--- RECORDS FOR THIS EXERCISE ---

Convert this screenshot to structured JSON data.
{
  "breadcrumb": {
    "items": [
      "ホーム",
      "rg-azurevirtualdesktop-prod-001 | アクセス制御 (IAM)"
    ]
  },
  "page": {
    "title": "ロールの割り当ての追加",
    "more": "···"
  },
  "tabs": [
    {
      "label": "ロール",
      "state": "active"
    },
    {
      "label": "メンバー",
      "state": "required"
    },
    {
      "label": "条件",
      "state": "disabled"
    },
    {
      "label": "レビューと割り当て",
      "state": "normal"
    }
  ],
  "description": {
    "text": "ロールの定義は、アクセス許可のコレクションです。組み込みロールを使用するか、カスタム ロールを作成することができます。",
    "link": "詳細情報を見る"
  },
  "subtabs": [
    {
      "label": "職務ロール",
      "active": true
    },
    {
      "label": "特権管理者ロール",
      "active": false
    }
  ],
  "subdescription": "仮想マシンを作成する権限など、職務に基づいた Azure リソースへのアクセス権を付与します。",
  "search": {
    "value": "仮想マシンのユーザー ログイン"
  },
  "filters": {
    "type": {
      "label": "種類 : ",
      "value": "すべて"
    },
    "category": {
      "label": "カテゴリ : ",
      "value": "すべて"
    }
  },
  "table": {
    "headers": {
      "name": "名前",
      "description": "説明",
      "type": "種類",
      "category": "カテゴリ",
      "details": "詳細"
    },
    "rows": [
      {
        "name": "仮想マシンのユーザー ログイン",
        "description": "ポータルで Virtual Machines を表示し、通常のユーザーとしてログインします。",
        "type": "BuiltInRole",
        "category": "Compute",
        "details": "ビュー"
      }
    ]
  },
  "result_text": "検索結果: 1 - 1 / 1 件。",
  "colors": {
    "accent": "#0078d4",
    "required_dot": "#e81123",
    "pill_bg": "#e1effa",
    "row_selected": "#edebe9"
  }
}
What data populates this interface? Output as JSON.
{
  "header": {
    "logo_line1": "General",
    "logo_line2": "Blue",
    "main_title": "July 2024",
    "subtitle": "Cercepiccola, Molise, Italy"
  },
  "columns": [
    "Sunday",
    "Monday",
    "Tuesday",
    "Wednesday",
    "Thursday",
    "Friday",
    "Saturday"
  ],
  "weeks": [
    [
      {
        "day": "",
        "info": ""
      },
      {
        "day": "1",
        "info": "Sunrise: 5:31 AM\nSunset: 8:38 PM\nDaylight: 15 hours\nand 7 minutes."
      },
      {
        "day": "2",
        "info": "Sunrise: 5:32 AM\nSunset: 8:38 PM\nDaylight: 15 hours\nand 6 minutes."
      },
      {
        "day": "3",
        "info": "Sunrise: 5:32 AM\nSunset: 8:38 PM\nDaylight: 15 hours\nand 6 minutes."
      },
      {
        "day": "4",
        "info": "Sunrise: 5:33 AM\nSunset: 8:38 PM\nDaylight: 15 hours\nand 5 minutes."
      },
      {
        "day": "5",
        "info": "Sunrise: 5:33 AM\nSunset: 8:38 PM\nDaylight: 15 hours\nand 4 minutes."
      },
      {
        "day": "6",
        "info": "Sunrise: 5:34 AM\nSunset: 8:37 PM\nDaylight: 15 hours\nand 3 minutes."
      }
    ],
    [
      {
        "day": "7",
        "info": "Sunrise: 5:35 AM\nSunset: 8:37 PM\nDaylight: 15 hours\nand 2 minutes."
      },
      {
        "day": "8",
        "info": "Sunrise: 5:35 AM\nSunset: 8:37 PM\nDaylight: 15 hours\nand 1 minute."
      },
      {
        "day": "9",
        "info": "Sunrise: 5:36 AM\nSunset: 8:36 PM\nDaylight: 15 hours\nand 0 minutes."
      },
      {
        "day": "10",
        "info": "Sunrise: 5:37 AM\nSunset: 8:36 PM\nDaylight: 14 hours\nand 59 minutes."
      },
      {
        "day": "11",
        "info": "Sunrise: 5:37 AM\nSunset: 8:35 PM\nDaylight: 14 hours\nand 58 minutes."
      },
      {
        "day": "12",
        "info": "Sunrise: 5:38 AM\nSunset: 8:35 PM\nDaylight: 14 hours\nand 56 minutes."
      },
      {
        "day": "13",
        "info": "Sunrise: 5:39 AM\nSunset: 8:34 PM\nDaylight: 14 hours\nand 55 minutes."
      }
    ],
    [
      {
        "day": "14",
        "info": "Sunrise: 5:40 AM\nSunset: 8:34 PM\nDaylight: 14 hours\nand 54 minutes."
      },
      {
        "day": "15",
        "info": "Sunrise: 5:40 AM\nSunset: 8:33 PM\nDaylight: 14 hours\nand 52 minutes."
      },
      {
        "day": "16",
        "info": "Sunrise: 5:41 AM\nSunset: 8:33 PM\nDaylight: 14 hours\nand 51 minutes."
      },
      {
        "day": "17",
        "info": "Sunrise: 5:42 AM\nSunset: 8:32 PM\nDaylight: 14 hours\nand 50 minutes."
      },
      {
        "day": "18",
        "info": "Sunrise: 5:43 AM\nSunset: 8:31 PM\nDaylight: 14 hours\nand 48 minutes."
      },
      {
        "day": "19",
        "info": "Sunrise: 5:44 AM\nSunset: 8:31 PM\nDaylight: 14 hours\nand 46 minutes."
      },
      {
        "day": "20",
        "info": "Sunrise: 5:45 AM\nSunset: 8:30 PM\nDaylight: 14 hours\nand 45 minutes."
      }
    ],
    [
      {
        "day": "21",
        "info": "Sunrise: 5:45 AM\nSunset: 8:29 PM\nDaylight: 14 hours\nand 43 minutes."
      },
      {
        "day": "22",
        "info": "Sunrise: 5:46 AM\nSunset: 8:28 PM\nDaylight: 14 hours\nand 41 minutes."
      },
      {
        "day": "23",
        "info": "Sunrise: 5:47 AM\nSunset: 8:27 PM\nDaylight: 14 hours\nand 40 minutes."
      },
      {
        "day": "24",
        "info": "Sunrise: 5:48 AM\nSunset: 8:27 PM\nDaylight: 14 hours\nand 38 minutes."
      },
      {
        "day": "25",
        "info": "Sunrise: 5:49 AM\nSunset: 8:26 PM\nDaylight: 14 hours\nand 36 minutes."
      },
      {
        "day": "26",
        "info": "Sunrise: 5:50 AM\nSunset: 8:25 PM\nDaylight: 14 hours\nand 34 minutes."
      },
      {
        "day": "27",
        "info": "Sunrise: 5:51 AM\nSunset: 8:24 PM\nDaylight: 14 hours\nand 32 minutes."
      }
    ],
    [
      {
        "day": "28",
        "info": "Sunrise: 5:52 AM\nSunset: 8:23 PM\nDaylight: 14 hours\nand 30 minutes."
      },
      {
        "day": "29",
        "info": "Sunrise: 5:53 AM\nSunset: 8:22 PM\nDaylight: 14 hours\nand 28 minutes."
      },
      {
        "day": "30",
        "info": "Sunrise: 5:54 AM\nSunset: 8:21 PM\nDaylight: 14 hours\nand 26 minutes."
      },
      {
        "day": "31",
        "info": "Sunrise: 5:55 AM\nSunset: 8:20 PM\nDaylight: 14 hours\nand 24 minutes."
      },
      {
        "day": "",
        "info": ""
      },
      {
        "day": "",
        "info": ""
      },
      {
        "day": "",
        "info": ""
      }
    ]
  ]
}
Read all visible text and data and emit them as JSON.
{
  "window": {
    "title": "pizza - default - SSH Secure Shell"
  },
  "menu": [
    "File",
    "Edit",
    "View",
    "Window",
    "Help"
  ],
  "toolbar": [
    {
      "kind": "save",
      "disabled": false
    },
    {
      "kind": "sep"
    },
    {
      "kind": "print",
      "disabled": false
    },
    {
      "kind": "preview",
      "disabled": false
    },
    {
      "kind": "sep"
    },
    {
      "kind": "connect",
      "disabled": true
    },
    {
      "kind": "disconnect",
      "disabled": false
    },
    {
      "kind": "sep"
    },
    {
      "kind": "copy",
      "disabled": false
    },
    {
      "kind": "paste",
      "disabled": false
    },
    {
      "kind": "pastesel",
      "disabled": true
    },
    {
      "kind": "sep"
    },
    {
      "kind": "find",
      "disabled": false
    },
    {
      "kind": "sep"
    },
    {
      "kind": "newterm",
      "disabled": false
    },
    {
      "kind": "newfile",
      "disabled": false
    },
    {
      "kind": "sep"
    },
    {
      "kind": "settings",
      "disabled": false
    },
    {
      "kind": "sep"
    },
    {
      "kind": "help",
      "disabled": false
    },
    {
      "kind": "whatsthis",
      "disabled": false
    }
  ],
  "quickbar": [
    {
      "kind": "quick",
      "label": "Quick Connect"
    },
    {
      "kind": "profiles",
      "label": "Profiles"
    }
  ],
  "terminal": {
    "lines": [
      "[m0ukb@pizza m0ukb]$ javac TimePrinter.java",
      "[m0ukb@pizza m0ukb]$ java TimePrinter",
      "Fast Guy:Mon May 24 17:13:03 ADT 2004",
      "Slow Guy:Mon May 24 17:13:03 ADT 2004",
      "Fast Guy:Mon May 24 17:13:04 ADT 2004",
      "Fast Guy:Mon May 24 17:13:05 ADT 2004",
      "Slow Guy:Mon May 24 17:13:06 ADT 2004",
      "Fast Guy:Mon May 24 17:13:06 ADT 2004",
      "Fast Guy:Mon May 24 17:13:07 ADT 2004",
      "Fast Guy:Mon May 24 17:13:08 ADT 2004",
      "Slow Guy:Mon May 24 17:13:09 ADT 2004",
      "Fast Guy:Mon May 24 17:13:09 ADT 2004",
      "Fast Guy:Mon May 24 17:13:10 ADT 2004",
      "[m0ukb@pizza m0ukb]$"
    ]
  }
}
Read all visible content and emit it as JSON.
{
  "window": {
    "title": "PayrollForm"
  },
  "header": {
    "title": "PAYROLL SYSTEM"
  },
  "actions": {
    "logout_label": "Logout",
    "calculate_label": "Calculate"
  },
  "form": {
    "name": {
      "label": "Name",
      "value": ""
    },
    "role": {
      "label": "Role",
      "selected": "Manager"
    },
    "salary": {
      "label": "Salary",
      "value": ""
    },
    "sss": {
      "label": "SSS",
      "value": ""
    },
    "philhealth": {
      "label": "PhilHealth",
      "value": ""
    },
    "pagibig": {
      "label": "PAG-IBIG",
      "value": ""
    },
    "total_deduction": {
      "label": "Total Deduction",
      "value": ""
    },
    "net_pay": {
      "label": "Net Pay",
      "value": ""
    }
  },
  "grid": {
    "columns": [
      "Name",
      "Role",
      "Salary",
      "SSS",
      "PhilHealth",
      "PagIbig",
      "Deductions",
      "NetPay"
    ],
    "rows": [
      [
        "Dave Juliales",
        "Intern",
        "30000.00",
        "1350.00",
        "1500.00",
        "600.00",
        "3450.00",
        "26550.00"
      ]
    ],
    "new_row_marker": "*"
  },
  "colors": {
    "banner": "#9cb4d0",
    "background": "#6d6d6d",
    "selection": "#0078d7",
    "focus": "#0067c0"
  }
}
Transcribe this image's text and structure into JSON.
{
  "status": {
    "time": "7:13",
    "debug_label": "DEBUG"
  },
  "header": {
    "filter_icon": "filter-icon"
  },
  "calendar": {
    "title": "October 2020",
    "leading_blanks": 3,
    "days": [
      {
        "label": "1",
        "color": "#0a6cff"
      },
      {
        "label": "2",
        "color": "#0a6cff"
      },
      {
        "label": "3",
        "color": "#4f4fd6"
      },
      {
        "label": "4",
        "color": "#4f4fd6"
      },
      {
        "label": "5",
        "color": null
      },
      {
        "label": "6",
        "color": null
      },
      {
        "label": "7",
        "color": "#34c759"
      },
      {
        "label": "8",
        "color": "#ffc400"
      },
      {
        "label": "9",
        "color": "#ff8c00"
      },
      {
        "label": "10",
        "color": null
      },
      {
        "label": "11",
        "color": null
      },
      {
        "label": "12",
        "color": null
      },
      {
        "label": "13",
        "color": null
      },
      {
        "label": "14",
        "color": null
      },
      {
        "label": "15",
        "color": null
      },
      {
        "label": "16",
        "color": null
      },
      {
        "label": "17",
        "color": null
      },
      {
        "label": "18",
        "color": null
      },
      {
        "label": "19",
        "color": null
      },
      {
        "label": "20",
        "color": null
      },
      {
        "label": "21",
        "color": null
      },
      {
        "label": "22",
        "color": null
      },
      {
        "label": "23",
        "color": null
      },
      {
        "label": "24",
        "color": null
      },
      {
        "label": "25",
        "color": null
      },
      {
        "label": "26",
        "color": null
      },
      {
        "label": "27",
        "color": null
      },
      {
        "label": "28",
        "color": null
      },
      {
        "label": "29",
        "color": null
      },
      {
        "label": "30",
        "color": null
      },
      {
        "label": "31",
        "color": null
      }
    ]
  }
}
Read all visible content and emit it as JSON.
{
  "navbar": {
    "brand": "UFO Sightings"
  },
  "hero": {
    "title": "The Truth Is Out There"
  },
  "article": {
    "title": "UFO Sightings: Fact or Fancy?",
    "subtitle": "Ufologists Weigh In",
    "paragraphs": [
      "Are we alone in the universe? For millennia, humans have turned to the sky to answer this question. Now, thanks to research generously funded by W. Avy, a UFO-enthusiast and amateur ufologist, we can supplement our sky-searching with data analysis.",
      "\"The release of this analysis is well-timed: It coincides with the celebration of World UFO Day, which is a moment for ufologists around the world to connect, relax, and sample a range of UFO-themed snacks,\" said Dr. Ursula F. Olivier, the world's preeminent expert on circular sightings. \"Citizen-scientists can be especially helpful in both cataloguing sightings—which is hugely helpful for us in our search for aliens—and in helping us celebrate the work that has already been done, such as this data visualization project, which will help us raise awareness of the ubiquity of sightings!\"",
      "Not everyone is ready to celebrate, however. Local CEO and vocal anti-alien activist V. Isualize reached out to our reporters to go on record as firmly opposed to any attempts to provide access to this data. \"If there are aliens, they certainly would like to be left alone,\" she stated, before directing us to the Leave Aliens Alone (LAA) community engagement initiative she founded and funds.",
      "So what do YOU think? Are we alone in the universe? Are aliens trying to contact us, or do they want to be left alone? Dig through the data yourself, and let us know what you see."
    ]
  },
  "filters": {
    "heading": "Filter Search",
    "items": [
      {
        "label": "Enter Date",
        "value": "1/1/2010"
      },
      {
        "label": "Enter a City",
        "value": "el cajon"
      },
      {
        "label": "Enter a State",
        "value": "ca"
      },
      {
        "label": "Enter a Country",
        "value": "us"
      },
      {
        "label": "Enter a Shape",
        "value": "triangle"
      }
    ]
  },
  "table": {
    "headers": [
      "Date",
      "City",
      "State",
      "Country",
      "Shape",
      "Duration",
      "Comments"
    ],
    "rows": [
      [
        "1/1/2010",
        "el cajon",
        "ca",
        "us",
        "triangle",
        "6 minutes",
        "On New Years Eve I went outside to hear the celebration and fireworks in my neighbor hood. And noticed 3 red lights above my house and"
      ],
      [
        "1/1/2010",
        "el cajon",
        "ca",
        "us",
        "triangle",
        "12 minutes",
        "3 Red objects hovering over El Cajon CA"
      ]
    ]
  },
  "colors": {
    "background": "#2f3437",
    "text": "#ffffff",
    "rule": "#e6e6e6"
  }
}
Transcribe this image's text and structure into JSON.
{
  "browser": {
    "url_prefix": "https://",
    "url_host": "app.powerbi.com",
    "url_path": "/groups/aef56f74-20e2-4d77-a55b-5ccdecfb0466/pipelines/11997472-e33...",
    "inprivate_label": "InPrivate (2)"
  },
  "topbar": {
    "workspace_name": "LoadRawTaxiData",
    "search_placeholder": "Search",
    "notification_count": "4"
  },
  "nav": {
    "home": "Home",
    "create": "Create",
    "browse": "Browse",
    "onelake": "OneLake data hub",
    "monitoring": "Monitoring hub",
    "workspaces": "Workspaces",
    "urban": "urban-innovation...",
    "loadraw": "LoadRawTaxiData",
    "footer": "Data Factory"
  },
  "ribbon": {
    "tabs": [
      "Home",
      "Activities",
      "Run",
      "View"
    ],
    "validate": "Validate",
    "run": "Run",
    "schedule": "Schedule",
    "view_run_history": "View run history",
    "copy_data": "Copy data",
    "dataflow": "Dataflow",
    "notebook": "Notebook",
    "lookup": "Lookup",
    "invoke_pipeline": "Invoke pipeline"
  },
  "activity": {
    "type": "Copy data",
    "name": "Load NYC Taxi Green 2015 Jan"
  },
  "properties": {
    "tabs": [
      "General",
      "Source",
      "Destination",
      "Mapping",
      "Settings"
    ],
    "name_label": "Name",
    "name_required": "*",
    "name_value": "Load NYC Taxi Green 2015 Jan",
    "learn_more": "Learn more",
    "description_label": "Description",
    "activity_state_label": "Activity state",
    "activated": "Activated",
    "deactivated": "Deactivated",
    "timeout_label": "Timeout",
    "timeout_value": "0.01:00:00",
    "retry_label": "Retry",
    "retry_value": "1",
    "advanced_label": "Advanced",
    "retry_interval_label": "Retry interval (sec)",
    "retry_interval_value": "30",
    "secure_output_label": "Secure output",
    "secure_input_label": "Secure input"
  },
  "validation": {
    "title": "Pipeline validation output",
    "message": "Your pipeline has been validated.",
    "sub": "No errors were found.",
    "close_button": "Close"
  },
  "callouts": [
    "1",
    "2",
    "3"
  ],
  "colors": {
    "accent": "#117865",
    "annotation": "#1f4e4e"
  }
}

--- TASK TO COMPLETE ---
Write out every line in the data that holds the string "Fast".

--- RESPONSE AREA ---
      "Fast Guy:Mon May 24 17:13:03 ADT 2004",
      "Fast Guy:Mon May 24 17:13:04 ADT 2004",
      "Fast Guy:Mon May 24 17:13:05 ADT 2004",
      "Fast Guy:Mon May 24 17:13:06 ADT 2004",
      "Fast Guy:Mon May 24 17:13:07 ADT 2004",
      "Fast Guy:Mon May 24 17:13:08 ADT 2004",
      "Fast Guy:Mon May 24 17:13:09 ADT 2004",
      "Fast Guy:Mon May 24 17:13:10 ADT 2004",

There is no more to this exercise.